I’m also working on a non-fiction book with American marathon legend Dick Beardsley. This past year, I co-authored “Against the Wind,” a script about the challenges Dick overcame in his life and plan to work with him on his book while the film is in development.
What’s the most interesting book you’ve ever read?
The Bible – It’s got everything: mystery, intrigue, history, poetry, memoir, love, loss… It’s all there. It’s like a 66 book mini-library of everything a writer could ever need to study. It lends itself to countless differences of opinion, continually yields new insights, and is simultaneously accessible and difficult. My favorite book is Esther. In my opinion, in terms of plot, structure, and character, it is “the” perfect story.
I adore Douglas Adams – his books are eminently quotable and they never fail to make me laugh.
C.S. Lewis is brilliant on so many levels. I am in awe of both his fiction and his non-fiction.
I love the scripts that British screenwriter Paul Abbott writes. His facility with creating compelling character-driven plots is superb.
I also greatly admire the screenwriting storytelling prowess of both Andrew Niccol and John August.
F. Scott Fitzgerald is one of my “classic” favorites. His voice is so lyrical; it’s almost like reading poetry.
(Can I mention Judy Schachner, too? Her “Skippyjon Jones” books are a pure delight, as both my 6-year old daughter and I can attest…)
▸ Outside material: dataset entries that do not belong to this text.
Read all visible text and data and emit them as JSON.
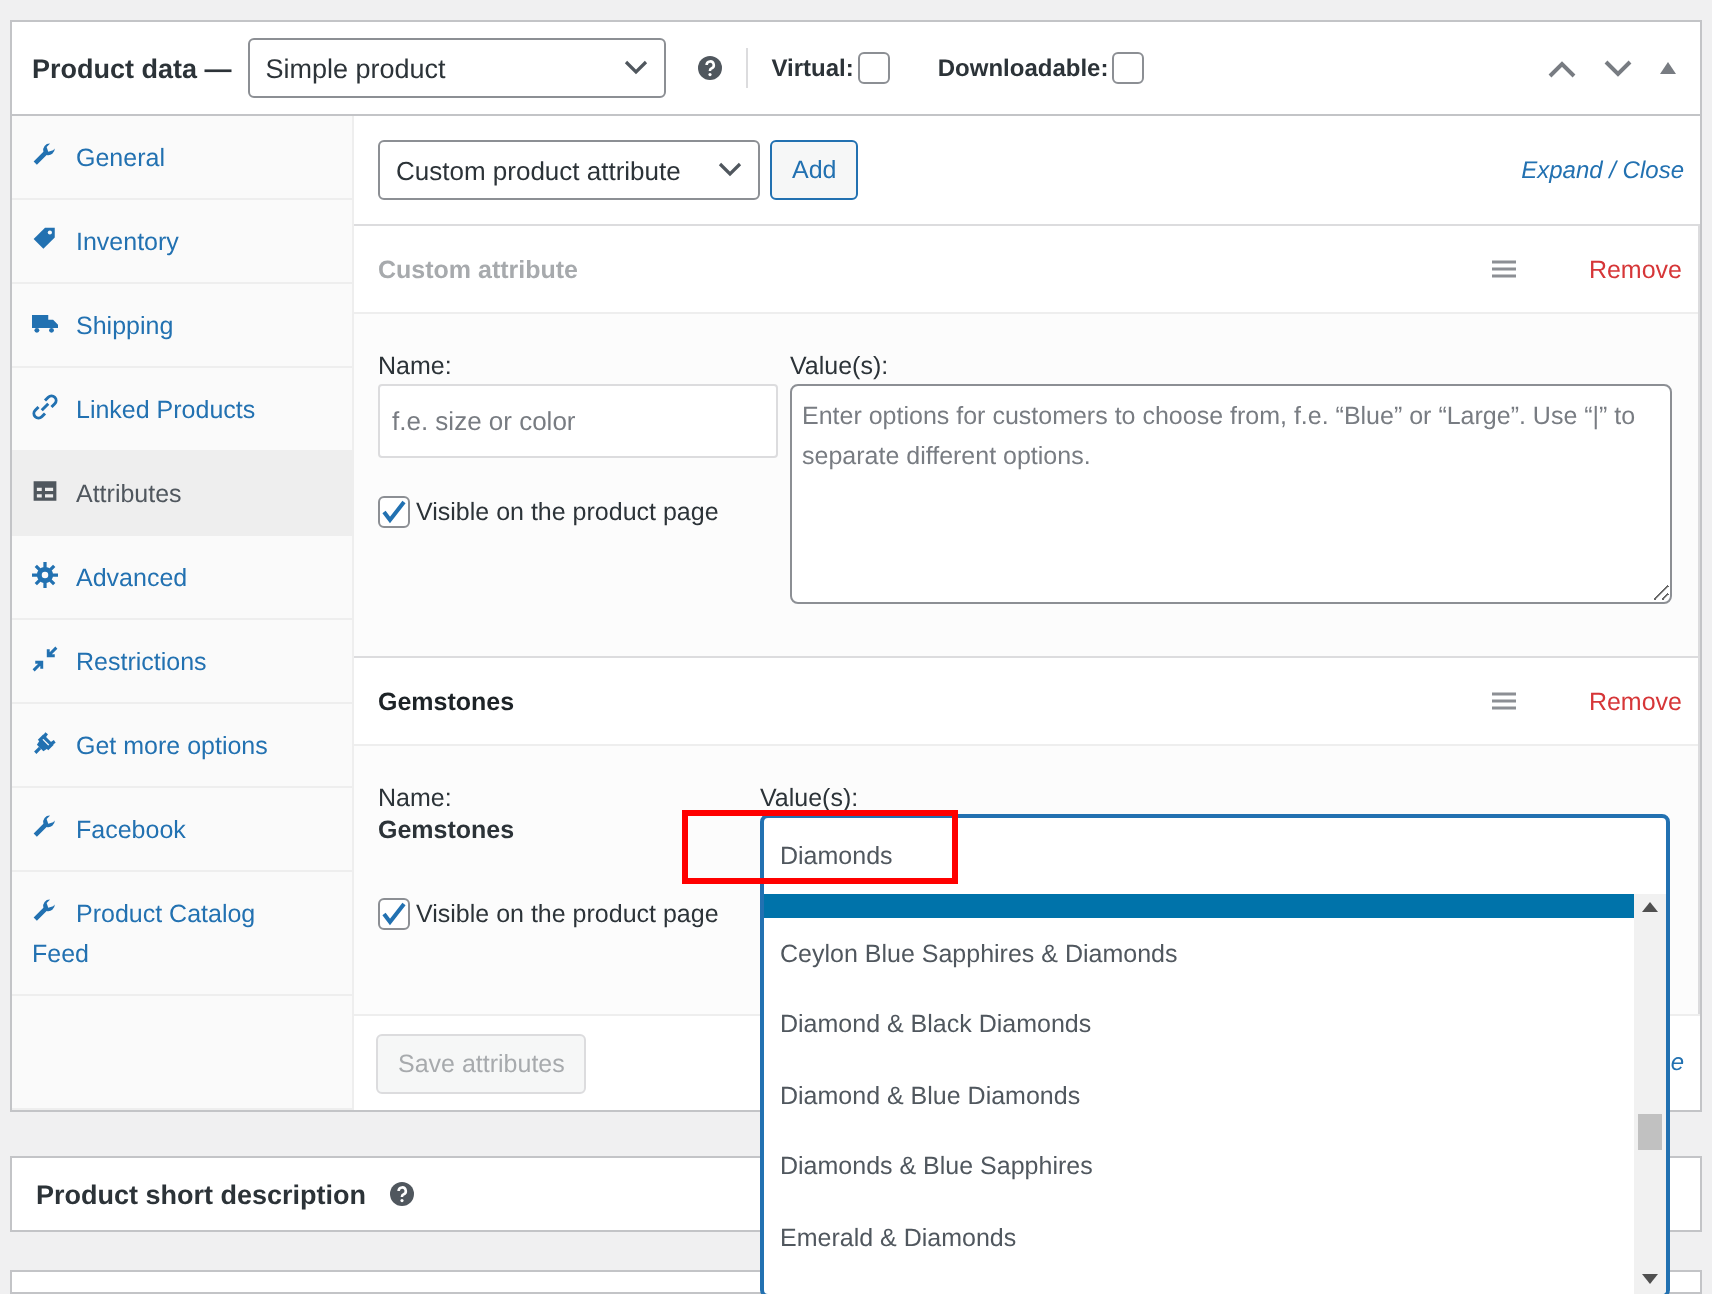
{
  "header": {
    "title": "Product data —",
    "product_type": "Simple product",
    "virtual": {
      "label": "Virtual:",
      "checked": false
    },
    "downloadable": {
      "label": "Downloadable:",
      "checked": false
    }
  },
  "tabs": [
    {
      "label": "General",
      "selected": false
    },
    {
      "label": "Inventory",
      "selected": false
    },
    {
      "label": "Shipping",
      "selected": false
    },
    {
      "label": "Linked Products",
      "selected": false
    },
    {
      "label": "Attributes",
      "selected": true
    },
    {
      "label": "Advanced",
      "selected": false
    },
    {
      "label": "Restrictions",
      "selected": false
    },
    {
      "label": "Get more options",
      "selected": false
    },
    {
      "label": "Facebook",
      "selected": false
    },
    {
      "label": "Product Catalog Feed",
      "selected": false
    }
  ],
  "toolbar": {
    "attribute_select": "Custom product attribute",
    "add_button": "Add",
    "expand_close": "Expand / Close"
  },
  "attributes": [
    {
      "kind": "custom",
      "title": "Custom attribute",
      "remove": "Remove",
      "name_label": "Name:",
      "name_placeholder": "f.e. size or color",
      "values_label": "Value(s):",
      "values_placeholder": "Enter options for customers to choose from, f.e. “Blue” or “Large”. Use “|” to separate different options.",
      "visible": {
        "label": "Visible on the product page",
        "checked": true
      }
    },
    {
      "kind": "taxonomy",
      "title": "Gemstones",
      "remove": "Remove",
      "name_label": "Name:",
      "name_value": "Gemstones",
      "values_label": "Value(s):",
      "visible": {
        "label": "Visible on the product page",
        "checked": true
      }
    }
  ],
  "dropdown": {
    "search_value": "Diamonds",
    "options": [
      {
        "label": "Ceylon Blue Sapphires & Diamonds"
      },
      {
        "label": "Diamond & Black Diamonds"
      },
      {
        "label": "Diamond & Blue Diamonds"
      },
      {
        "label": "Diamonds & Blue Sapphires"
      },
      {
        "label": "Emerald & Diamonds"
      }
    ]
  },
  "save_button": {
    "label": "Save attributes",
    "disabled": true
  },
  "bottom_expand_close": "e",
  "short_description": {
    "title": "Product short description"
  }
}
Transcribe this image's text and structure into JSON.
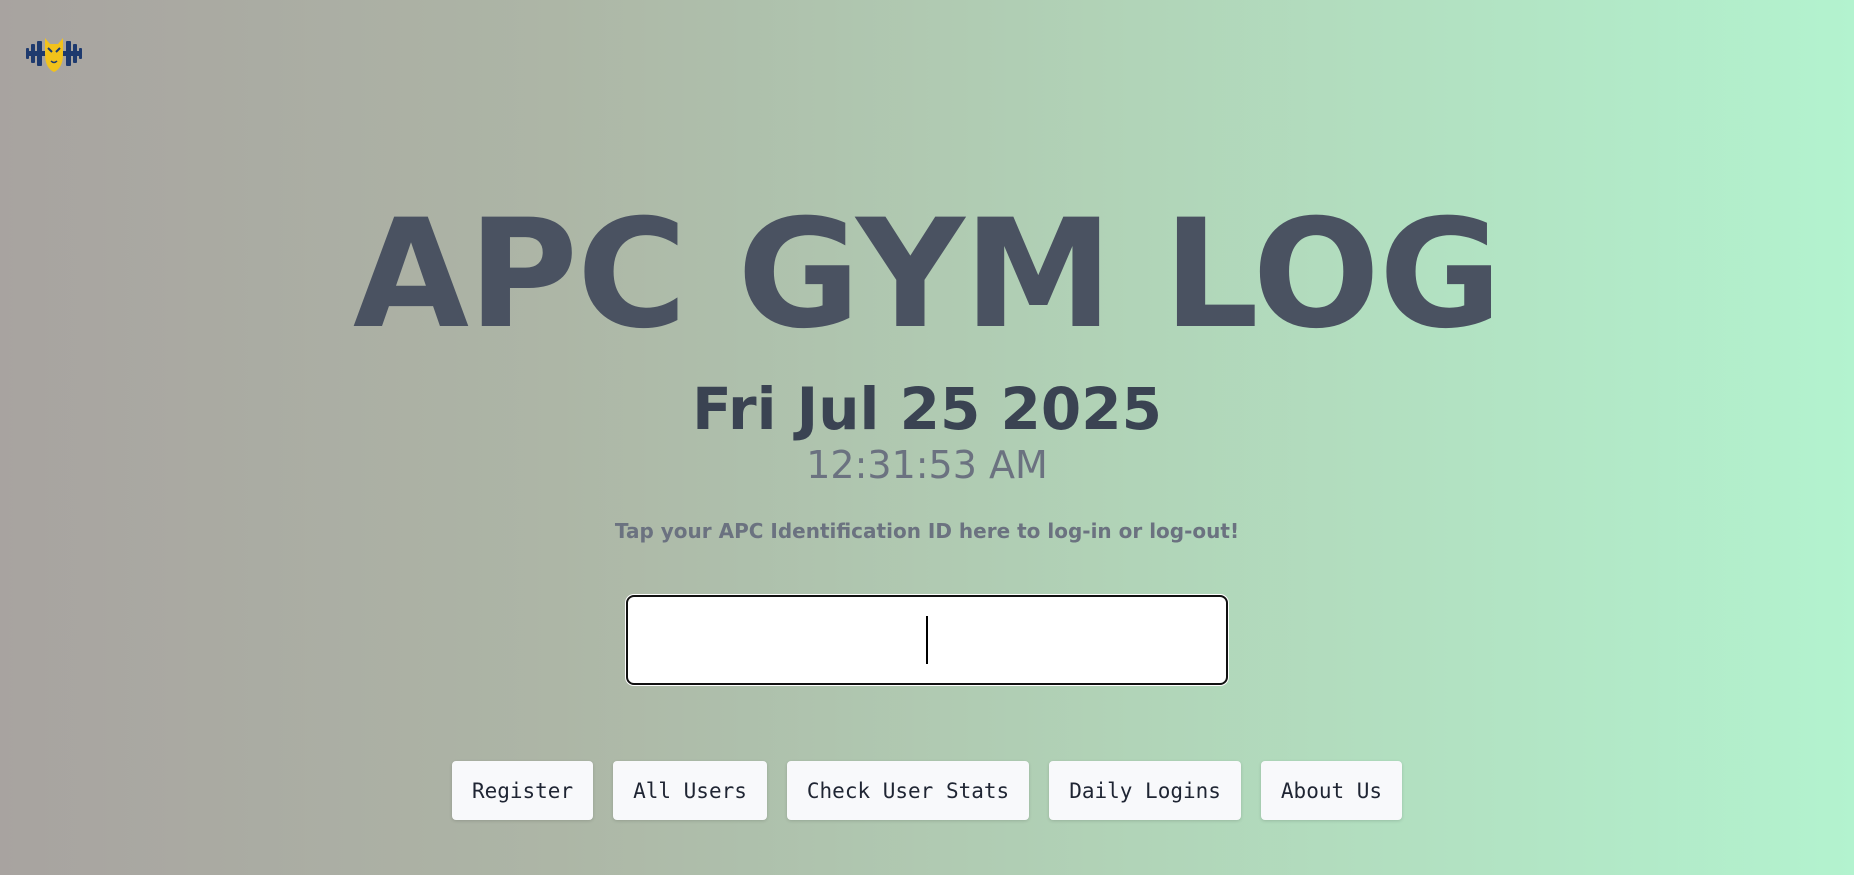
{
  "header": {
    "logo_icon": "gym-dumbbell-mascot-icon"
  },
  "main": {
    "title": "APC GYM LOG",
    "date": "Fri Jul 25 2025",
    "time": "12:31:53 AM",
    "hint": "Tap your APC Identification ID here to log-in or log-out!",
    "id_input": {
      "value": "",
      "placeholder": ""
    }
  },
  "nav": {
    "buttons": [
      {
        "label": "Register"
      },
      {
        "label": "All Users"
      },
      {
        "label": "Check User Stats"
      },
      {
        "label": "Daily Logins"
      },
      {
        "label": "About Us"
      }
    ]
  },
  "colors": {
    "title": "#4a5261",
    "date": "#3a4352",
    "muted_text": "#6b7280",
    "logo_navy": "#1e3a6e",
    "logo_gold": "#f2c21b"
  }
}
Book you’re currently reading?
I’m in the middle of reading three books right now. I’m reading the just-released Gallop to Freedom, a horse-training book by the incomparable Frederic Pignon and Magali Delgado, the husband-and-wife riding / training team that made the liberty work in Cavalia look so easy.
I’m also reading Surely You’re Joking, Mr. Feynman!, the anecdotal memoir of the Nobel laureate Richard Feynman, which a writing student recommended.
And I’m thoroughly enjoying Ingrid D. Rowland’s book Giordano Bruno: Philosopher / Heretic. It’s as engrossing as a novel – more so, perhaps, because it is true.
In your opinion, what’s the measure of a successful writer?
“Success” is a tricky thing. Of course, most would agree that a person who makes a living with words is a successful writer. However, because writing is so personal, I believe that sudden successes early in one’s career can sometimes stunt a writer’s growth.
I have written for people who I felt did not deserve a book because of their cavalier attitude toward the project. I have no tolerance for writers who “phone it in” and who don’t respect their readers. Regardless of the money that may come their way, I do not believe that such writers are successful.
In my opinion, the most successful writer is the one who realizes that he or she will never master it all – but that knowledge does not dissuade the writer from trying. I consider the successful writer the craftsperson who is always looking for more tools to put into his or her toolbox. (John Grisham recently released a book of short stories. I consider that very brave. That is the hallmark of a successful writer.)
Finally, I believe that successful writers will do their best to teach others. A writer who refuses to share what he or she has learned about mastering the craft does a disservice to both writers and to readers.
Where can we learn more about you?
My personal website, with information about my books and other projects is: www.amihendrickson.com.
Muse Ink, a website of writer’s resources, relevant articles, and information on my coaching and writer’s workshops is at: www.museink.com.
I blog regularly about the writing life on “Museinks” (http://museinks.blogspot.com)
And though I have not yet begun to Tweet, I regularly post on my Facebook Fan page with writing-related resources and project updates.